Verbatim copy without images: return all of the data as it stands.

Supplied data ::
****************************************
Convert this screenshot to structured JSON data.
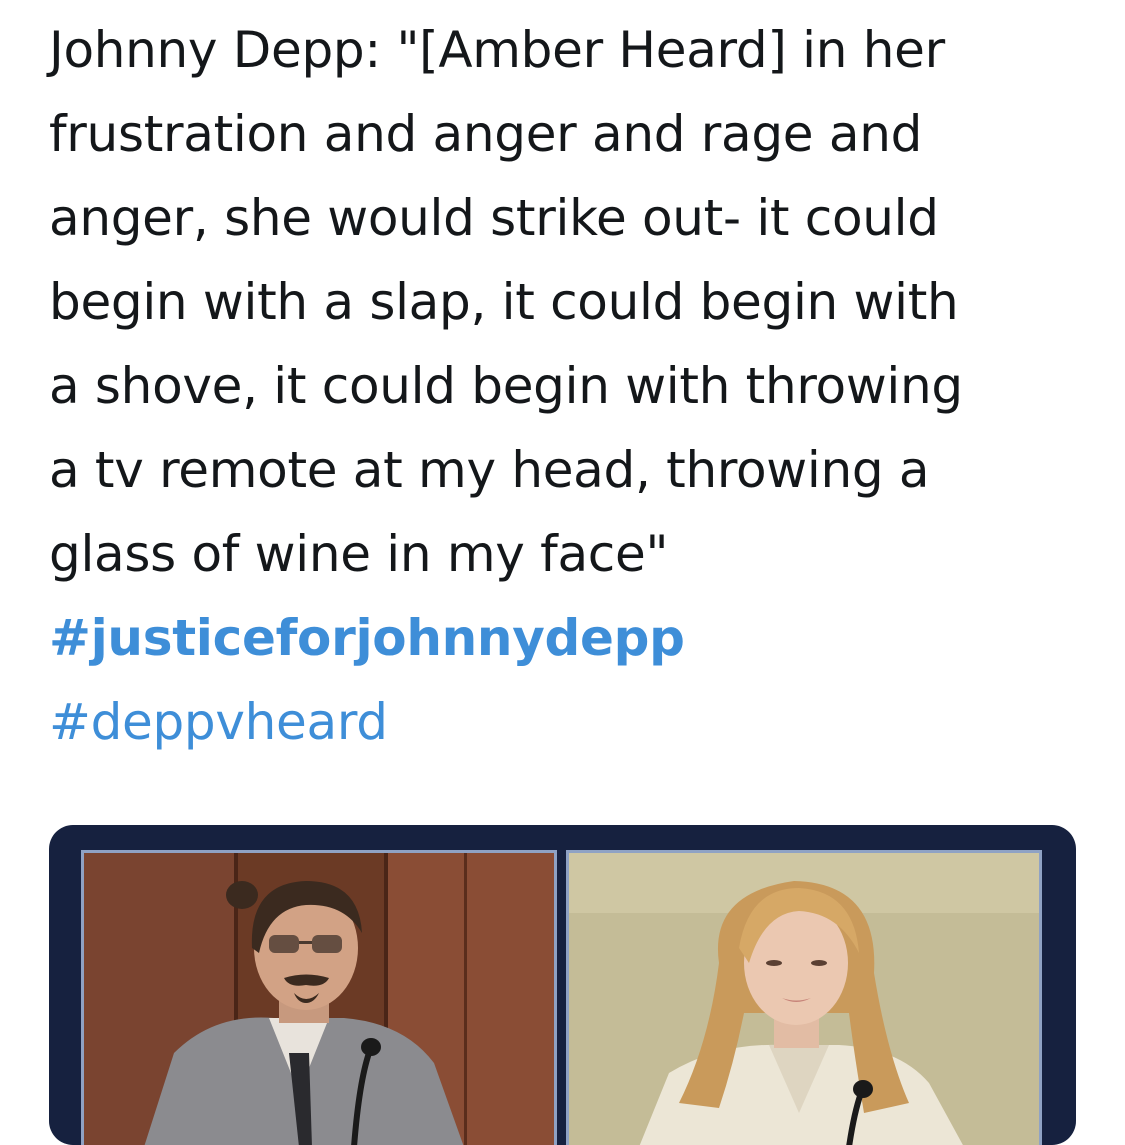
{
  "tweet": {
    "lines": [
      "Johnny Depp: \"[Amber Heard] in her",
      "frustration and anger and rage and",
      "anger, she would strike out- it could",
      "begin with a slap, it could begin with",
      "a shove, it could begin with throwing",
      "a tv remote at my head, throwing a",
      "glass of wine in my face\""
    ],
    "hashtags": [
      "#justiceforjohnnydepp",
      "#deppvheard"
    ]
  },
  "colors": {
    "text": "#14171a",
    "link": "#3e8ed8",
    "media_frame": "#16213f"
  },
  "media": {
    "panels": [
      {
        "subject": "man-in-gray-suit-at-witness-stand"
      },
      {
        "subject": "woman-with-blonde-hair-at-witness-stand"
      }
    ]
  }
}
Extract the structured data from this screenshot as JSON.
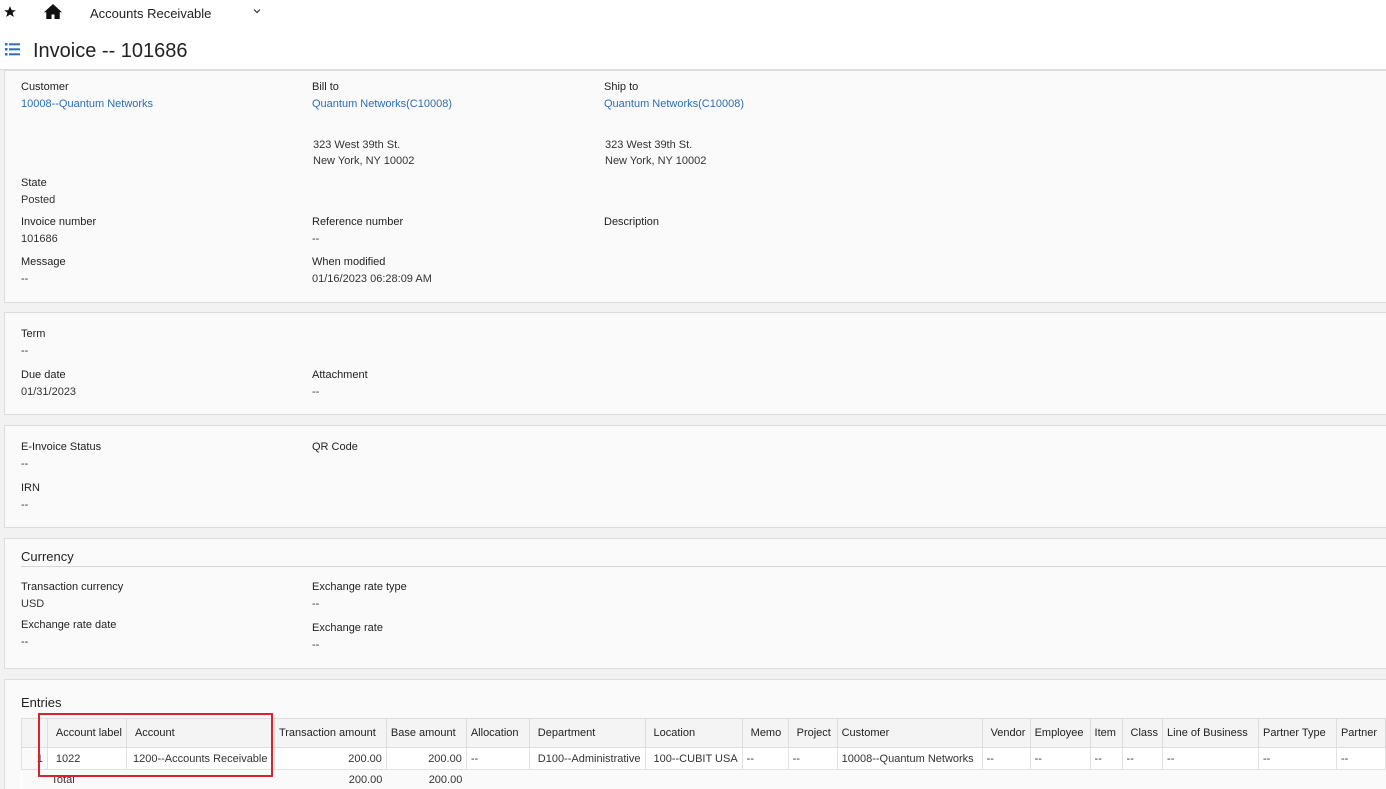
{
  "topbar": {
    "module": "Accounts Receivable",
    "icons": [
      "star-icon",
      "home-icon",
      "chevron-down-icon"
    ]
  },
  "header": {
    "title": "Invoice -- 101686",
    "icon": "list-icon"
  },
  "details": {
    "customer": {
      "label": "Customer",
      "value": "10008--Quantum Networks"
    },
    "bill_to": {
      "label": "Bill to",
      "value": "Quantum Networks(C10008)",
      "addr1": "323 West 39th St.",
      "addr2": "New York, NY 10002"
    },
    "ship_to": {
      "label": "Ship to",
      "value": "Quantum Networks(C10008)",
      "addr1": "323 West 39th St.",
      "addr2": "New York, NY 10002"
    },
    "state": {
      "label": "State",
      "value": "Posted"
    },
    "invoice_number": {
      "label": "Invoice number",
      "value": "101686"
    },
    "reference_number": {
      "label": "Reference number",
      "value": "--"
    },
    "description": {
      "label": "Description",
      "value": ""
    },
    "message": {
      "label": "Message",
      "value": "--"
    },
    "when_modified": {
      "label": "When modified",
      "value": "01/16/2023 06:28:09 AM"
    }
  },
  "terms": {
    "term": {
      "label": "Term",
      "value": "--"
    },
    "due_date": {
      "label": "Due date",
      "value": "01/31/2023"
    },
    "attachment": {
      "label": "Attachment",
      "value": "--"
    }
  },
  "einvoice": {
    "status": {
      "label": "E-Invoice Status",
      "value": "--"
    },
    "qr_code": {
      "label": "QR Code",
      "value": ""
    },
    "irn": {
      "label": "IRN",
      "value": "--"
    }
  },
  "currency": {
    "title": "Currency",
    "transaction_currency": {
      "label": "Transaction currency",
      "value": "USD"
    },
    "exchange_rate_type": {
      "label": "Exchange rate type",
      "value": "--"
    },
    "exchange_rate_date": {
      "label": "Exchange rate date",
      "value": "--"
    },
    "exchange_rate": {
      "label": "Exchange rate",
      "value": "--"
    }
  },
  "entries": {
    "title": "Entries",
    "columns": [
      "",
      "Account label",
      "Account",
      "Transaction amount",
      "Base amount",
      "Allocation",
      "Department",
      "Location",
      "Memo",
      "Project",
      "Customer",
      "Vendor",
      "Employee",
      "Item",
      "Class",
      "Line of Business",
      "Partner Type",
      "Partner"
    ],
    "rows": [
      [
        "1",
        "1022",
        "1200--Accounts Receivable",
        "200.00",
        "200.00",
        "--",
        "D100--Administrative",
        "100--CUBIT USA",
        "--",
        "--",
        "10008--Quantum Networks",
        "--",
        "--",
        "--",
        "--",
        "--",
        "--",
        "--"
      ]
    ],
    "total": {
      "label": "Total",
      "transaction_amount": "200.00",
      "base_amount": "200.00"
    }
  },
  "colors": {
    "link": "#2a6fb6",
    "highlight": "#d9232d",
    "background": "#f2f2f2"
  }
}
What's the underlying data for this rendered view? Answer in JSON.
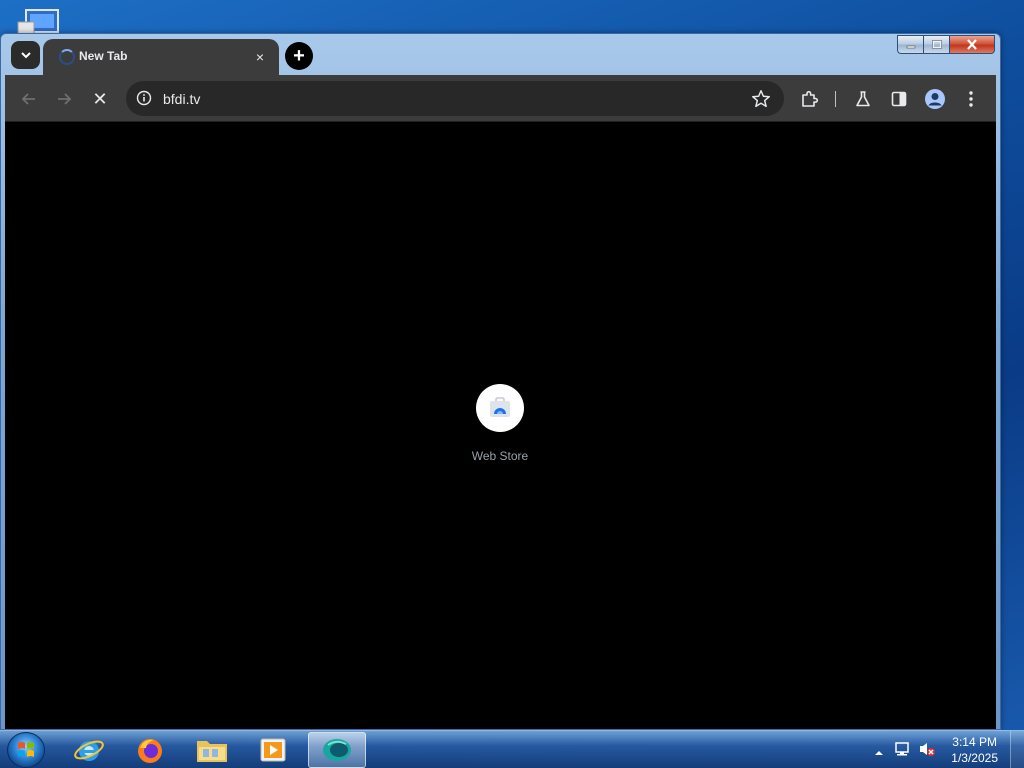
{
  "browser": {
    "tab": {
      "title": "New Tab",
      "close_glyph": "×"
    },
    "new_tab_glyph": "+",
    "toolbar": {
      "reload_stop_glyph": "✕"
    },
    "omnibox": {
      "url": "bfdi.tv"
    }
  },
  "content": {
    "shortcuts": [
      {
        "label": "Web Store",
        "icon": "web-store-icon"
      }
    ]
  },
  "taskbar": {
    "items": [
      {
        "name": "internet-explorer",
        "icon": "internet-explorer-icon"
      },
      {
        "name": "firefox",
        "icon": "firefox-icon"
      },
      {
        "name": "file-explorer",
        "icon": "folder-icon"
      },
      {
        "name": "media-player",
        "icon": "media-player-icon"
      },
      {
        "name": "browser",
        "icon": "browser-icon",
        "active": true
      }
    ],
    "clock": {
      "time": "3:14 PM",
      "date": "1/3/2025"
    }
  },
  "colors": {
    "toolbar_bg": "#3c3c3c",
    "omnibox_bg": "#282828",
    "content_bg": "#000000",
    "text_light": "#e8eaed"
  }
}
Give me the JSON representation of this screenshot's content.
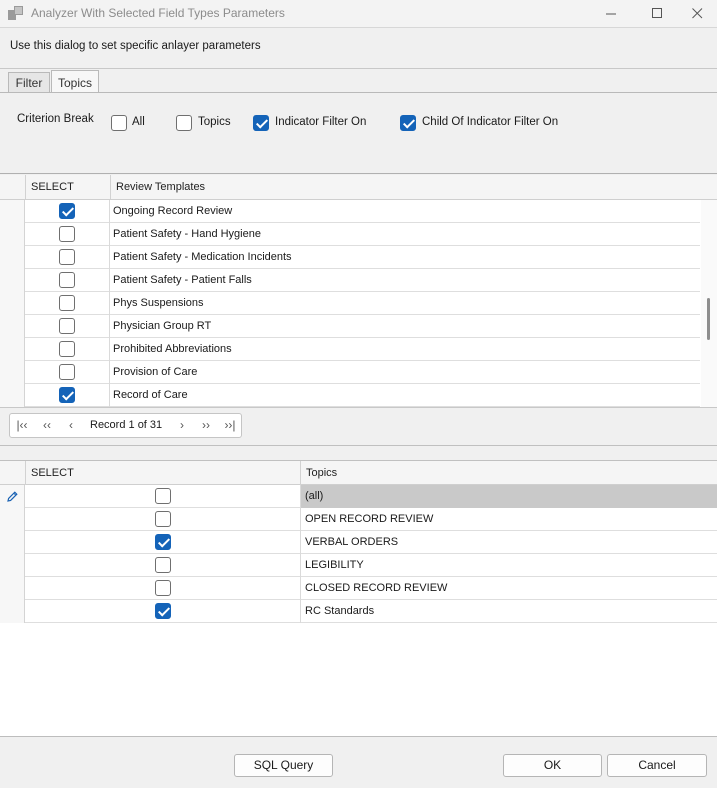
{
  "window": {
    "title": "Analyzer With Selected Field Types Parameters"
  },
  "description": "Use this dialog to set specific anlayer parameters",
  "tabs": [
    {
      "label": "Filter",
      "active": false
    },
    {
      "label": "Topics",
      "active": true
    }
  ],
  "criterion": {
    "label": "Criterion Break",
    "options": [
      {
        "label": "All",
        "checked": false
      },
      {
        "label": "Topics",
        "checked": false
      },
      {
        "label": "Indicator Filter On",
        "checked": true
      },
      {
        "label": "Child Of Indicator Filter On",
        "checked": true
      }
    ]
  },
  "templates_grid": {
    "columns": [
      "SELECT",
      "Review Templates"
    ],
    "rows": [
      {
        "checked": true,
        "name": "Ongoing Record Review"
      },
      {
        "checked": false,
        "name": "Patient Safety - Hand Hygiene"
      },
      {
        "checked": false,
        "name": "Patient Safety - Medication Incidents"
      },
      {
        "checked": false,
        "name": "Patient Safety - Patient Falls"
      },
      {
        "checked": false,
        "name": "Phys Suspensions"
      },
      {
        "checked": false,
        "name": "Physician Group RT"
      },
      {
        "checked": false,
        "name": "Prohibited Abbreviations"
      },
      {
        "checked": false,
        "name": "Provision of Care"
      },
      {
        "checked": true,
        "name": "Record of Care"
      }
    ]
  },
  "navigator": {
    "record_text": "Record 1 of 31",
    "buttons": [
      "first",
      "prev-page",
      "prev",
      "next",
      "next-page",
      "last"
    ]
  },
  "topics_grid": {
    "columns": [
      "SELECT",
      "Topics"
    ],
    "rows": [
      {
        "checked": false,
        "name": "(all)",
        "highlight": true
      },
      {
        "checked": false,
        "name": "OPEN RECORD REVIEW"
      },
      {
        "checked": true,
        "name": "VERBAL ORDERS"
      },
      {
        "checked": false,
        "name": "LEGIBILITY"
      },
      {
        "checked": false,
        "name": "CLOSED RECORD REVIEW"
      },
      {
        "checked": true,
        "name": "RC Standards"
      }
    ]
  },
  "buttons": {
    "sql": "SQL Query",
    "ok": "OK",
    "cancel": "Cancel"
  },
  "colors": {
    "accent": "#1463b8",
    "highlight_row": "#c9c9c9"
  }
}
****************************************
Result of the task ::
Convert this screenshot to structured JSON data.
{
  "tweet": {
    "lines": [
      "Johnny Depp: \"[Amber Heard] in her",
      "frustration and anger and rage and",
      "anger, she would strike out- it could",
      "begin with a slap, it could begin with",
      "a shove, it could begin with throwing",
      "a tv remote at my head, throwing a",
      "glass of wine in my face\""
    ],
    "hashtags": [
      "#justiceforjohnnydepp",
      "#deppvheard"
    ]
  },
  "colors": {
    "text": "#14171a",
    "link": "#3e8ed8",
    "media_frame": "#16213f"
  },
  "media": {
    "panels": [
      {
        "subject": "man-in-gray-suit-at-witness-stand"
      },
      {
        "subject": "woman-with-blonde-hair-at-witness-stand"
      }
    ]
  }
}
Extract the structured data from this screenshot as JSON.
{
  "topbar": {
    "module": "Accounts Receivable",
    "icons": [
      "star-icon",
      "home-icon",
      "chevron-down-icon"
    ]
  },
  "header": {
    "title": "Invoice -- 101686",
    "icon": "list-icon"
  },
  "details": {
    "customer": {
      "label": "Customer",
      "value": "10008--Quantum Networks"
    },
    "bill_to": {
      "label": "Bill to",
      "value": "Quantum Networks(C10008)",
      "addr1": "323 West 39th St.",
      "addr2": "New York, NY 10002"
    },
    "ship_to": {
      "label": "Ship to",
      "value": "Quantum Networks(C10008)",
      "addr1": "323 West 39th St.",
      "addr2": "New York, NY 10002"
    },
    "state": {
      "label": "State",
      "value": "Posted"
    },
    "invoice_number": {
      "label": "Invoice number",
      "value": "101686"
    },
    "reference_number": {
      "label": "Reference number",
      "value": "--"
    },
    "description": {
      "label": "Description",
      "value": ""
    },
    "message": {
      "label": "Message",
      "value": "--"
    },
    "when_modified": {
      "label": "When modified",
      "value": "01/16/2023 06:28:09 AM"
    }
  },
  "terms": {
    "term": {
      "label": "Term",
      "value": "--"
    },
    "due_date": {
      "label": "Due date",
      "value": "01/31/2023"
    },
    "attachment": {
      "label": "Attachment",
      "value": "--"
    }
  },
  "einvoice": {
    "status": {
      "label": "E-Invoice Status",
      "value": "--"
    },
    "qr_code": {
      "label": "QR Code",
      "value": ""
    },
    "irn": {
      "label": "IRN",
      "value": "--"
    }
  },
  "currency": {
    "title": "Currency",
    "transaction_currency": {
      "label": "Transaction currency",
      "value": "USD"
    },
    "exchange_rate_type": {
      "label": "Exchange rate type",
      "value": "--"
    },
    "exchange_rate_date": {
      "label": "Exchange rate date",
      "value": "--"
    },
    "exchange_rate": {
      "label": "Exchange rate",
      "value": "--"
    }
  },
  "entries": {
    "title": "Entries",
    "columns": [
      "",
      "Account label",
      "Account",
      "Transaction amount",
      "Base amount",
      "Allocation",
      "Department",
      "Location",
      "Memo",
      "Project",
      "Customer",
      "Vendor",
      "Employee",
      "Item",
      "Class",
      "Line of Business",
      "Partner Type",
      "Partner"
    ],
    "rows": [
      [
        "1",
        "1022",
        "1200--Accounts Receivable",
        "200.00",
        "200.00",
        "--",
        "D100--Administrative",
        "100--CUBIT USA",
        "--",
        "--",
        "10008--Quantum Networks",
        "--",
        "--",
        "--",
        "--",
        "--",
        "--",
        "--"
      ]
    ],
    "total": {
      "label": "Total",
      "transaction_amount": "200.00",
      "base_amount": "200.00"
    }
  },
  "colors": {
    "link": "#2a6fb6",
    "highlight": "#d9232d",
    "background": "#f2f2f2"
  }
}
What's the underlying data for this rendered view? Answer in JSON.
{
  "browser": {
    "tab": {
      "title": "New Tab",
      "close_glyph": "×"
    },
    "new_tab_glyph": "+",
    "toolbar": {
      "reload_stop_glyph": "✕"
    },
    "omnibox": {
      "url": "bfdi.tv"
    }
  },
  "content": {
    "shortcuts": [
      {
        "label": "Web Store",
        "icon": "web-store-icon"
      }
    ]
  },
  "taskbar": {
    "items": [
      {
        "name": "internet-explorer",
        "icon": "internet-explorer-icon"
      },
      {
        "name": "firefox",
        "icon": "firefox-icon"
      },
      {
        "name": "file-explorer",
        "icon": "folder-icon"
      },
      {
        "name": "media-player",
        "icon": "media-player-icon"
      },
      {
        "name": "browser",
        "icon": "browser-icon",
        "active": true
      }
    ],
    "clock": {
      "time": "3:14 PM",
      "date": "1/3/2025"
    }
  },
  "colors": {
    "toolbar_bg": "#3c3c3c",
    "omnibox_bg": "#282828",
    "content_bg": "#000000",
    "text_light": "#e8eaed"
  }
}
Give me the JSON representation of this screenshot's content.
{
  "window": {
    "title": "Analyzer With Selected Field Types Parameters"
  },
  "description": "Use this dialog to set specific anlayer parameters",
  "tabs": [
    {
      "label": "Filter",
      "active": false
    },
    {
      "label": "Topics",
      "active": true
    }
  ],
  "criterion": {
    "label": "Criterion Break",
    "options": [
      {
        "label": "All",
        "checked": false
      },
      {
        "label": "Topics",
        "checked": false
      },
      {
        "label": "Indicator Filter On",
        "checked": true
      },
      {
        "label": "Child Of Indicator Filter On",
        "checked": true
      }
    ]
  },
  "templates_grid": {
    "columns": [
      "SELECT",
      "Review Templates"
    ],
    "rows": [
      {
        "checked": true,
        "name": "Ongoing Record Review"
      },
      {
        "checked": false,
        "name": "Patient Safety - Hand Hygiene"
      },
      {
        "checked": false,
        "name": "Patient Safety - Medication Incidents"
      },
      {
        "checked": false,
        "name": "Patient Safety - Patient Falls"
      },
      {
        "checked": false,
        "name": "Phys Suspensions"
      },
      {
        "checked": false,
        "name": "Physician Group RT"
      },
      {
        "checked": false,
        "name": "Prohibited Abbreviations"
      },
      {
        "checked": false,
        "name": "Provision of Care"
      },
      {
        "checked": true,
        "name": "Record of Care"
      }
    ]
  },
  "navigator": {
    "record_text": "Record 1 of 31",
    "buttons": [
      "first",
      "prev-page",
      "prev",
      "next",
      "next-page",
      "last"
    ]
  },
  "topics_grid": {
    "columns": [
      "SELECT",
      "Topics"
    ],
    "rows": [
      {
        "checked": false,
        "name": "(all)",
        "highlight": true
      },
      {
        "checked": false,
        "name": "OPEN RECORD REVIEW"
      },
      {
        "checked": true,
        "name": "VERBAL ORDERS"
      },
      {
        "checked": false,
        "name": "LEGIBILITY"
      },
      {
        "checked": false,
        "name": "CLOSED RECORD REVIEW"
      },
      {
        "checked": true,
        "name": "RC Standards"
      }
    ]
  },
  "buttons": {
    "sql": "SQL Query",
    "ok": "OK",
    "cancel": "Cancel"
  },
  "colors": {
    "accent": "#1463b8",
    "highlight_row": "#c9c9c9"
  }
}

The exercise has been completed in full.